**Problem to work on**
Take every entry below and copy it out word for word.

**Record extracts**
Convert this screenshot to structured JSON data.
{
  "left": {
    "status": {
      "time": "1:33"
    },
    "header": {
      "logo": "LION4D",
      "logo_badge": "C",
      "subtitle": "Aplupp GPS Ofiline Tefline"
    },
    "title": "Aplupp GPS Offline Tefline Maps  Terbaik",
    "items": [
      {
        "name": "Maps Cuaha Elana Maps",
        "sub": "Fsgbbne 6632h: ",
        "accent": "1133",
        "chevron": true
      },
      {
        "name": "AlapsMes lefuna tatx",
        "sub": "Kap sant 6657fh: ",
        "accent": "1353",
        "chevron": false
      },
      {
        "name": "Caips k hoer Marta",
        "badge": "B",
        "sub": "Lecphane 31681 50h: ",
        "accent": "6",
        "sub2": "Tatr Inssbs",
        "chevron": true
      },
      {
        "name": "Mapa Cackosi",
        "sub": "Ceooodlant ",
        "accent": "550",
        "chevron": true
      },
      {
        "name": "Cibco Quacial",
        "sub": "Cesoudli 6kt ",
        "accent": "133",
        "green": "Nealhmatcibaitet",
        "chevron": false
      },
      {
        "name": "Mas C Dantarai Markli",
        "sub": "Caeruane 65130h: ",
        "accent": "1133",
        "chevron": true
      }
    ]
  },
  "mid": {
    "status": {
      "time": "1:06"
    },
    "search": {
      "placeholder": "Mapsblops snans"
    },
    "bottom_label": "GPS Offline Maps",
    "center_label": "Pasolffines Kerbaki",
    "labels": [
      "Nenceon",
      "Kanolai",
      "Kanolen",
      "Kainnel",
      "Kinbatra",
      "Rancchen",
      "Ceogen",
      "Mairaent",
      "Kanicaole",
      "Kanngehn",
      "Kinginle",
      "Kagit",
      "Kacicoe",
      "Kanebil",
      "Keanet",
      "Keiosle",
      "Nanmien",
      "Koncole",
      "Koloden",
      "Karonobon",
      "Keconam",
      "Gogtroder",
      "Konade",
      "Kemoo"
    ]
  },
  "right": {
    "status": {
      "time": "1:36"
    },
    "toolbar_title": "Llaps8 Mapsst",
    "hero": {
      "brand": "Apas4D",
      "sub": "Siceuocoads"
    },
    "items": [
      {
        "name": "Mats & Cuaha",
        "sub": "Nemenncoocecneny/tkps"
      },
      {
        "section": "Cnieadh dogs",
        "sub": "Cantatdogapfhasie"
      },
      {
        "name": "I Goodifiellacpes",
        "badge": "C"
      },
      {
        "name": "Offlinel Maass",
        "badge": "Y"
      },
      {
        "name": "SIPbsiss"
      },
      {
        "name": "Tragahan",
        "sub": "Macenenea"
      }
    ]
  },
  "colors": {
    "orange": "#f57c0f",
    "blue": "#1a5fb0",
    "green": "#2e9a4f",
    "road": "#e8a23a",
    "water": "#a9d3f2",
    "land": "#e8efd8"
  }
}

**Task answer**
Convert this screenshot to structured JSON data.
{
  "left": {
    "status": {
      "time": "1:33"
    },
    "header": {
      "logo": "LION4D",
      "logo_badge": "C",
      "subtitle": "Aplupp GPS Ofiline Tefline"
    },
    "title": "Aplupp GPS Offline Tefline Maps  Terbaik",
    "items": [
      {
        "name": "Maps Cuaha Elana Maps",
        "sub": "Fsgbbne 6632h: ",
        "accent": "1133",
        "chevron": true
      },
      {
        "name": "AlapsMes lefuna tatx",
        "sub": "Kap sant 6657fh: ",
        "accent": "1353",
        "chevron": false
      },
      {
        "name": "Caips k hoer Marta",
        "badge": "B",
        "sub": "Lecphane 31681 50h: ",
        "accent": "6",
        "sub2": "Tatr Inssbs",
        "chevron": true
      },
      {
        "name": "Mapa Cackosi",
        "sub": "Ceooodlant ",
        "accent": "550",
        "chevron": true
      },
      {
        "name": "Cibco Quacial",
        "sub": "Cesoudli 6kt ",
        "accent": "133",
        "green": "Nealhmatcibaitet",
        "chevron": false
      },
      {
        "name": "Mas C Dantarai Markli",
        "sub": "Caeruane 65130h: ",
        "accent": "1133",
        "chevron": true
      }
    ]
  },
  "mid": {
    "status": {
      "time": "1:06"
    },
    "search": {
      "placeholder": "Mapsblops snans"
    },
    "bottom_label": "GPS Offline Maps",
    "center_label": "Pasolffines Kerbaki",
    "labels": [
      "Nenceon",
      "Kanolai",
      "Kanolen",
      "Kainnel",
      "Kinbatra",
      "Rancchen",
      "Ceogen",
      "Mairaent",
      "Kanicaole",
      "Kanngehn",
      "Kinginle",
      "Kagit",
      "Kacicoe",
      "Kanebil",
      "Keanet",
      "Keiosle",
      "Nanmien",
      "Koncole",
      "Koloden",
      "Karonobon",
      "Keconam",
      "Gogtroder",
      "Konade",
      "Kemoo"
    ]
  },
  "right": {
    "status": {
      "time": "1:36"
    },
    "toolbar_title": "Llaps8 Mapsst",
    "hero": {
      "brand": "Apas4D",
      "sub": "Siceuocoads"
    },
    "items": [
      {
        "name": "Mats & Cuaha",
        "sub": "Nemenncoocecneny/tkps"
      },
      {
        "section": "Cnieadh dogs",
        "sub": "Cantatdogapfhasie"
      },
      {
        "name": "I Goodifiellacpes",
        "badge": "C"
      },
      {
        "name": "Offlinel Maass",
        "badge": "Y"
      },
      {
        "name": "SIPbsiss"
      },
      {
        "name": "Tragahan",
        "sub": "Macenenea"
      }
    ]
  },
  "colors": {
    "orange": "#f57c0f",
    "blue": "#1a5fb0",
    "green": "#2e9a4f",
    "road": "#e8a23a",
    "water": "#a9d3f2",
    "land": "#e8efd8"
  }
}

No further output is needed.